Clint, with SHIELD’s help, had spent a long time learning what the mess inside his head really wanted and after a lifetime of organizing his mind for work (and the occasional date), he figured it was his chance to do it for himself.

So he showed up at Phil’s place for lunch, with a steaming bag of food and a six pack to keep his hands busy.

Phil answered the door in a worn henley and jeans, glasses perched on his nose, his eyes looking a little wide and so very blue. Unlike the many years of working together in which Phil has answered Clint’s knock, the man in front of him was so much like the calm and self assured agent of SHIELD and so very little like him.

“So,” Clint said quietly, “I realized, we forgot one little detail.”

“Yes?” Phil’s entire body leaned in just a fraction.

“I…” Clint trailed off suddenly unsure of how to ask for what he really wanted. “You. I forgot about you. I always assumed that you were…” His voice croaked out.

Phil gently took the bags and the beer from Clint hands and stepped back away from the door way to let him in. Then, because retired or not, decades of being efficient weren’t something you just shook off, he closed the door and put the bags on the table before coming back to face Clint who hadn’t stepped much further into the apartment than he needed to.

Clint took in the changes around him. They weren’t big, but they were visible. An extra hook on the wall, the kind Clint used to store his emergency quiver and bow, extra pillows, the kind Clint liked, on the couch. Empty spaces on the bookshelves, the faint whiff of drying paint coming from the open room in the back. It had been storage once upon a time, now it looked like it was being prepped for human life.

“There,” Phil said quietly, settling back in front of Clint. “Now that that’s taken care of,” looking as scared as Clint has ever seen him, Phil gently reached up and cupped Clint’s cheek, his thumb rubbing softly against his skin. “Me too.”

“Oh thank god.” Clint threw his arms around Phil and hugged him tightly, savoring the the feel of another body, of Phil’s body, breathing so close to his and the way his nose seemed to tuck perfect behind Phil’s ear.

“I wasn’t sure,” Phil whispered, “I made assumptions and then I realized we’d gotten so far into the process and I’d never actually… spoken to you about it.”

“Me too,” Clint’s throat threatened to close up and his eyes got suspiciously wet.

Eventually they pulled back, only far enough to let their foreheads bump together softly. “Your place looks big enough,” Clint was still hoarse, but slowly getting his equilibrium back, “we’ll start packing my place up tomorrow.”

Phil laughed, a bit high and out of control. “Maybe we should try dating first?” Like he hadn’t just been in the middle of making his apartment ‘their’ apartment.

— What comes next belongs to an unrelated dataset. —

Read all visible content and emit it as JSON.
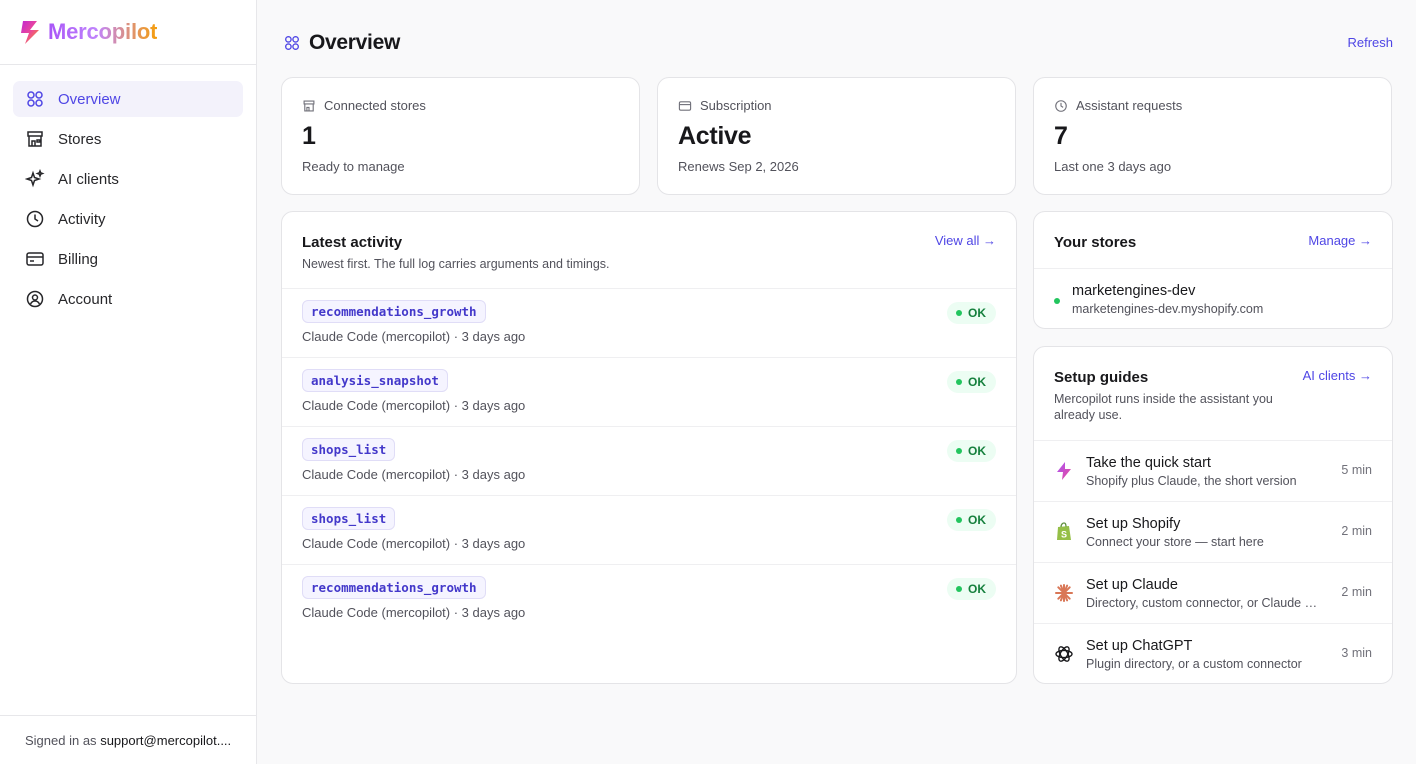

“What do you think the last year and a half was?” Clint smiled, something inside him finally calming down.

Phil looked genuinely surprised but he took to the idea fast. “Okay,” and then there was kissing. A lot of kissing, the kind that made Clint’s lips puffy and sensitive, his knees weak and his cock start to fill. God bless Phil’s decisive nature.

Somewhere along the way one of them moaned, and the other shuddered and their hips pressed together in that age old way rocking gently against one another. There wasn’t any real urgency, they were more than old enough to savor waiting for the right time and far too old to choose rutting against each other against the wall, or on the floor. Clint however didn’t rule out the couch just yet. However, he was hungry for that chinese food and they had time.

Each careful roll of their hips, nudging their half hard erections against each other and the soft fabric of their pants was enough to catch their breaths in their throats between kisses. It whetted Clint’s appetite for more, but before he could even find enough brain cells to make any scheduling suggestions Clint’s stomach rumbled. Loudly. They both split apart laughing hard and loud.

There was time. After lunch.